October 15, 2012

In a video interview about her research exploring the relationship between race and science, Dorothy Roberts, the 14th Penn Integrates Knowledge (PIK) professor who also holds appointments in the Department of Sociology and at the Law School, where she is the inaugural Raymond Pace and Sadie Tanner Mossell Alexander ED’18, GR’21, L’27 Professor of Civil Rights, discusses her interdisciplinary work at Penn.


My name is Dorothy Roberts and I am the fourteenth Penn Integrates Knowledge (PIK) Professor; George A. Weiss University Professor of Law and Sociology; and the inaugural Raymond Pace and Sadie Tanner Mossell Alexander Professor of Civil Rights at the Law School.

My most recent research has been about the resurgence of the use of race as a biological category in social policy, especially in policy related to biomedicine and biotechnology.

There are large gaps in health in the United States along racial lines, and what I would like to do in my current research is bring together people from various disciplines to think about the best ways to address these gaps, and not to rely on the concept of race that sees people from different races as different genetically, and that relies on a genetic explanation for gaps in health. Because we know that race is a social category, is a political category, and race does have biological consequences. Not because of differences at the molecular level, but because of the effect of social inequality on people’s health.
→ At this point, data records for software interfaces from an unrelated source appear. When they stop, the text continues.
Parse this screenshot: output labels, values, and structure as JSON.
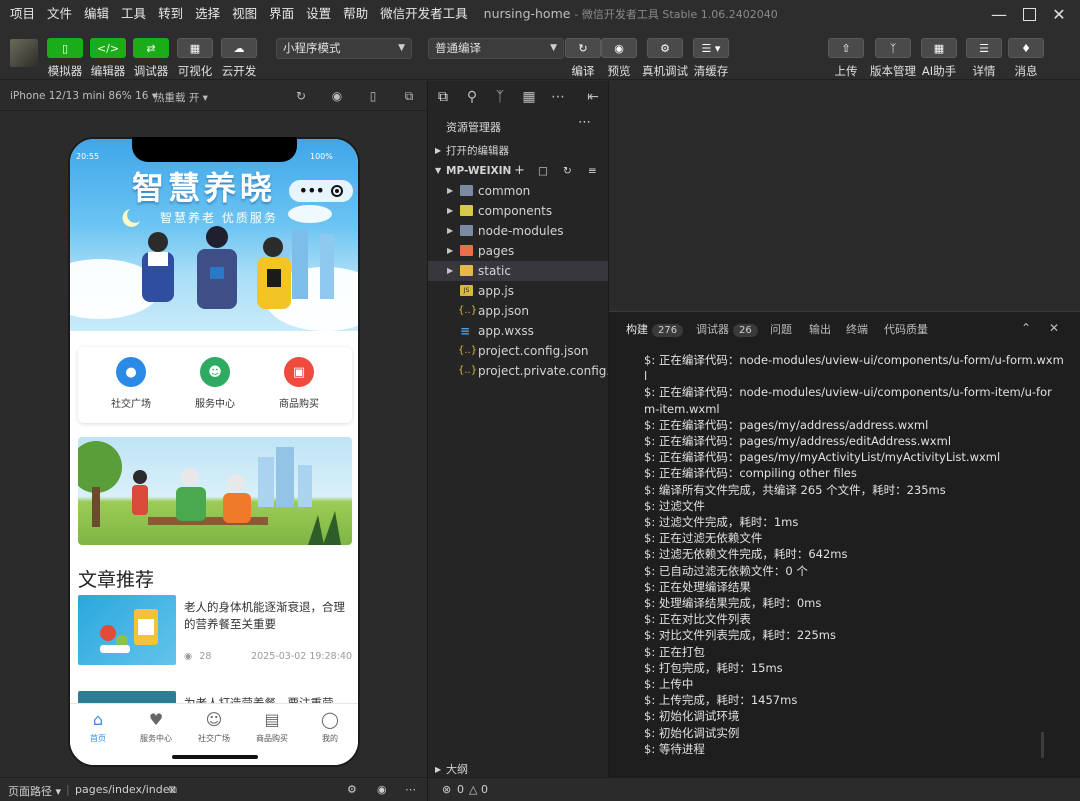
{
  "menubar": {
    "items": [
      "项目",
      "文件",
      "编辑",
      "工具",
      "转到",
      "选择",
      "视图",
      "界面",
      "设置",
      "帮助",
      "微信开发者工具"
    ],
    "project": "nursing-home",
    "app_title": "- 微信开发者工具 Stable 1.06.2402040"
  },
  "toolbar": {
    "left_buttons": [
      "模拟器",
      "编辑器",
      "调试器",
      "可视化",
      "云开发"
    ],
    "mode_select": "小程序模式",
    "compile_select": "普通编译",
    "mid_buttons": [
      "编译",
      "预览",
      "真机调试",
      "清缓存"
    ],
    "right_buttons": [
      "上传",
      "版本管理",
      "AI助手",
      "详情",
      "消息"
    ]
  },
  "simulator": {
    "device": "iPhone 12/13 mini 86% 16",
    "hot_reload": "热重载 开",
    "status_time": "20:55",
    "status_battery": "100%",
    "hero_title": "智慧养晓",
    "hero_subtitle": "智慧养老 优质服务",
    "services": [
      {
        "label": "社交广场",
        "color": "#2b8ae6"
      },
      {
        "label": "服务中心",
        "color": "#2eaa62"
      },
      {
        "label": "商品购买",
        "color": "#ee4b3e"
      }
    ],
    "section_title": "文章推荐",
    "articles": [
      {
        "title": "老人的身体机能逐渐衰退，合理的营养餐至关重要",
        "views": "28",
        "date": "2025-03-02 19:28:40"
      },
      {
        "title": "为老人打造营养餐，要注重营",
        "views": "",
        "date": ""
      }
    ],
    "tabs": [
      "首页",
      "服务中心",
      "社交广场",
      "商品购买",
      "我的"
    ],
    "footer_path_label": "页面路径",
    "footer_path": "pages/index/index"
  },
  "explorer": {
    "title": "资源管理器",
    "open_editors": "打开的编辑器",
    "project_root": "MP-WEIXIN",
    "folders": [
      {
        "name": "common",
        "color": "#7b8ba3"
      },
      {
        "name": "components",
        "color": "#d7c74a"
      },
      {
        "name": "node-modules",
        "color": "#7b8ba3"
      },
      {
        "name": "pages",
        "color": "#e8704a"
      },
      {
        "name": "static",
        "color": "#e8b84a"
      }
    ],
    "files": [
      {
        "name": "app.js",
        "icon": "JS",
        "color": "#d7b842"
      },
      {
        "name": "app.json",
        "icon": "{}",
        "color": "#d7b842"
      },
      {
        "name": "app.wxss",
        "icon": "CSS",
        "color": "#4a9de8"
      },
      {
        "name": "project.config.json",
        "icon": "{}",
        "color": "#d7b842"
      },
      {
        "name": "project.private.config.js...",
        "icon": "{}",
        "color": "#d7b842"
      }
    ],
    "outline": "大纲"
  },
  "panel": {
    "tabs": [
      {
        "label": "构建",
        "badge": "276"
      },
      {
        "label": "调试器",
        "badge": "26"
      },
      {
        "label": "问题",
        "badge": ""
      },
      {
        "label": "输出",
        "badge": ""
      },
      {
        "label": "终端",
        "badge": ""
      },
      {
        "label": "代码质量",
        "badge": ""
      }
    ],
    "log": [
      "$: 正在编译代码：node-modules/uview-ui/components/u-form/u-form.wxm",
      "l",
      "$: 正在编译代码：node-modules/uview-ui/components/u-form-item/u-for",
      "m-item.wxml",
      "$: 正在编译代码：pages/my/address/address.wxml",
      "$: 正在编译代码：pages/my/address/editAddress.wxml",
      "$: 正在编译代码：pages/my/myActivityList/myActivityList.wxml",
      "$: 正在编译代码：compiling other files",
      "$: 编译所有文件完成，共编译 265 个文件，耗时：235ms",
      "$: 过滤文件",
      "$: 过滤文件完成，耗时：1ms",
      "$: 正在过滤无依赖文件",
      "$: 过滤无依赖文件完成，耗时：642ms",
      "$: 已自动过滤无依赖文件：0 个",
      "$: 正在处理编译结果",
      "$: 处理编译结果完成，耗时：0ms",
      "$: 正在对比文件列表",
      "$: 对比文件列表完成，耗时：225ms",
      "$: 正在打包",
      "$: 打包完成，耗时：15ms",
      "$: 上传中",
      "$: 上传完成，耗时：1457ms",
      "$: 初始化调试环境",
      "$: 初始化调试实例",
      "$: 等待进程"
    ]
  },
  "statusbar": {
    "errors": "0",
    "warnings": "0"
  }
}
I think that people working in the life sciences, sociology, anthropology, and other of the social sciences, as well as law, can very productively come together to try to address this very serious issue and also think about how do we define race in America in the twenty-first century.

Part of what I want to do at Penn is start a new program on race, science, and society that brings together people from around the University that are doing related research – people in law, in philosophy, bioethics, in the life sciences, genetics, anthropology, sociology – who are interested in the relationship between race and science and also want to see people from all these disciplines work together toward a more equitable view of what race is, and how we should address the inequalities along racial lines that continue in America.

Transcript edited for length.